- The research notes that the presence of a Black principal at a school increases the chances of hiring and retaining new Black teachers by up to 7%. The study also purports that Black students perform better under the guidance of a Black principal even if Black teachers are not present.
- It was found that district schools perform better when they offer incentives to attract and retain Black teachers. However, the best way to hire more teachers and support them in schools is by increasing the number of Black principals.
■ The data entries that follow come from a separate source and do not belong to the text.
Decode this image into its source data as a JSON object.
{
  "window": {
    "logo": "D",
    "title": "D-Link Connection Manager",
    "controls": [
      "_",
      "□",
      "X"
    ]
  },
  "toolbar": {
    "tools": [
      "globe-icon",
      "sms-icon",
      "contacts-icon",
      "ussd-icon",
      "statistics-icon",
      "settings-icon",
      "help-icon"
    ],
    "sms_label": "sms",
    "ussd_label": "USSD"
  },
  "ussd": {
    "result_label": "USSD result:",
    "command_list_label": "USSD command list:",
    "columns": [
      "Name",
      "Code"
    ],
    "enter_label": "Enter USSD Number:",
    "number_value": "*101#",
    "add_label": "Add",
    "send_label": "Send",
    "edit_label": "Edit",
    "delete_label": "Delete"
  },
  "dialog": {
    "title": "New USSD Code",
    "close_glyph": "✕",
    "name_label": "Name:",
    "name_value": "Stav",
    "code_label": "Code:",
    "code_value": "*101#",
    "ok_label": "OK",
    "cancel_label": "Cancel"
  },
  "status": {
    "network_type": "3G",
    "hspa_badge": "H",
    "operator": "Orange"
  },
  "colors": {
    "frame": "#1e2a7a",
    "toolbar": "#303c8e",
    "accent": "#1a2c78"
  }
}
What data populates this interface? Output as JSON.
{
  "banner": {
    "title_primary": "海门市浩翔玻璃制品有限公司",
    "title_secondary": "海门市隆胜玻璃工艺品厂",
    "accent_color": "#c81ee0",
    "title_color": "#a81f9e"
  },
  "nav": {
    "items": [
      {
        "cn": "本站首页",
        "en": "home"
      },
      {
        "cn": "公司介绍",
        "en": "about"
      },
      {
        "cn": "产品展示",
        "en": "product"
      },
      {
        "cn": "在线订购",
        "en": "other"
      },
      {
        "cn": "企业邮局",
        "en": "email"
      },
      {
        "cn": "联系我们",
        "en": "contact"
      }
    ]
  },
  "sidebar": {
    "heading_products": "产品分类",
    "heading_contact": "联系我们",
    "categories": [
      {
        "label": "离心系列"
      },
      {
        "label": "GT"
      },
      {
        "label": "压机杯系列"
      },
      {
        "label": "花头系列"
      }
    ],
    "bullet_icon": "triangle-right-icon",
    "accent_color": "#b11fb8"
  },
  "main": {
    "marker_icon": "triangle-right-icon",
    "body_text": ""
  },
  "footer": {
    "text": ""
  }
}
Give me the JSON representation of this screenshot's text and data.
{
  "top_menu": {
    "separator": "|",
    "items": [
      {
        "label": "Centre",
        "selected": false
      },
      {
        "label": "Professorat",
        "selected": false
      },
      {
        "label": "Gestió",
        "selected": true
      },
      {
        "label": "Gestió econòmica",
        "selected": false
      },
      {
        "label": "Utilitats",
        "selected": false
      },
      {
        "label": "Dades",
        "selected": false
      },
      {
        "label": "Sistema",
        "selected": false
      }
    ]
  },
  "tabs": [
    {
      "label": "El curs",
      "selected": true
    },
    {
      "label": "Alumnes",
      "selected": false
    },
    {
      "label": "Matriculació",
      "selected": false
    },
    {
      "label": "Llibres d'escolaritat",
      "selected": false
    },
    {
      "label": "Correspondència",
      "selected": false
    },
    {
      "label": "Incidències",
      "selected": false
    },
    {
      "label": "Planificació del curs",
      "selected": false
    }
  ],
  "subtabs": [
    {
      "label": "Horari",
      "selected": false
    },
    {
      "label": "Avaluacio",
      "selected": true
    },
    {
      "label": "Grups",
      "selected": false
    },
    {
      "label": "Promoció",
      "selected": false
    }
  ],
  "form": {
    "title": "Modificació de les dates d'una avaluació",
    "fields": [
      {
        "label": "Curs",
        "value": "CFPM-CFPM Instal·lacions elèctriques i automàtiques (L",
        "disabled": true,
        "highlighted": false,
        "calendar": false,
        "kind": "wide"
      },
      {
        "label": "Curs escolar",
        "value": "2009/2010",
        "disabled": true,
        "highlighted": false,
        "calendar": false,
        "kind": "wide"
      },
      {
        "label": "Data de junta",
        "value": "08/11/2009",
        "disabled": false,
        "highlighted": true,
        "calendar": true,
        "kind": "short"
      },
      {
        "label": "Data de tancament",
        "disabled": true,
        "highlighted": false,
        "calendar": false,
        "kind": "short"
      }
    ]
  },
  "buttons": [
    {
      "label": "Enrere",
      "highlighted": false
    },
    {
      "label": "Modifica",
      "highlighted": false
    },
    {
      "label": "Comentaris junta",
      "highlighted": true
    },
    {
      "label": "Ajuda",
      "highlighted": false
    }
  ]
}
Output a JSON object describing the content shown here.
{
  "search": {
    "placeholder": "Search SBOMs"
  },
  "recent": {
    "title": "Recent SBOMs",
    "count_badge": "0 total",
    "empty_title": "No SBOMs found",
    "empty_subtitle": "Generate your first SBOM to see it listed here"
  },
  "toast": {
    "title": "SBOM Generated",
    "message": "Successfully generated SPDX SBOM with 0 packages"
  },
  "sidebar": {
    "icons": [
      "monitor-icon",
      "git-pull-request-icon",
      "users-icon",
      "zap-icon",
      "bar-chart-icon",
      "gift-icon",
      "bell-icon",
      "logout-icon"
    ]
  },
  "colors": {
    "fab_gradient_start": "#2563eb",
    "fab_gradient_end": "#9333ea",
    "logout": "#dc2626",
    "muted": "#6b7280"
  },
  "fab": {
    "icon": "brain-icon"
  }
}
Teachers of color feel comfortable working under principals of color who can understand the challenges they go through.
- Black principals have vast networks and strong connections with historically black universities meaning they can help facilitate the hiring of Black students into teaching careers to form more diverse departments.
- Changing a school’s principal from a White to a Black principal boosted the proportion of Black teachers in the school after five years by 5.3 percentage points in Missouri and 5.2 percentage points in Tennessee.
- In this regard, the studies suggest that changing the principals of schools to Black principals increases the likelihood of attracting, hiring, and retaining more Black teachers, as opposed to schools with White principals.
Pittsburgh’s Executive Leadership Academy
- Lonie Haynes, an African American and the chief diversity officer at Highmark Health, addresses the challenge of minority representation by twisting the Rooney Rule, i.e., instead of hiring one more candidate of color to a post, they are hiring two.
- Highmark Health uncovered that by hiring more minority individuals, the company achieves more diversity and enhances the opportunity to employ minority individuals from diverse backgrounds, such as Black students.
- Haynes is currently working with several companies in Pittsburgh, including MCAPS LLC, Duquesne Light Co., Randall Industries LLC, and the Pittsburgh Penguins to understand the strategies they use to attract, hire, and retain more Black professionals and executives.
- In 2018, the Pittsburgh corporate sector, city officials, and Carnegie Mellon University launched the Executive Leadership Academy to better and develop the regional presence of Blacks, including Black early career candidates in corporate and nonprofit leadership roles.
- Covestro and Highmark health are examples of companies in Pittsburgh with initiatives focusing on developing Black professionals by working with company recruiting teams and raising awareness around barriers. For example, Covestro has internship and training pools working with K-12, colleges, schools, and universities.
- Highmark Health, on the other end, believes that “supporting a diverse and inclusive workforce is more than the right thing to do and makes the company stronger as a business and more innovative as a group, positioning it to be highly effective at serving customers and communities.”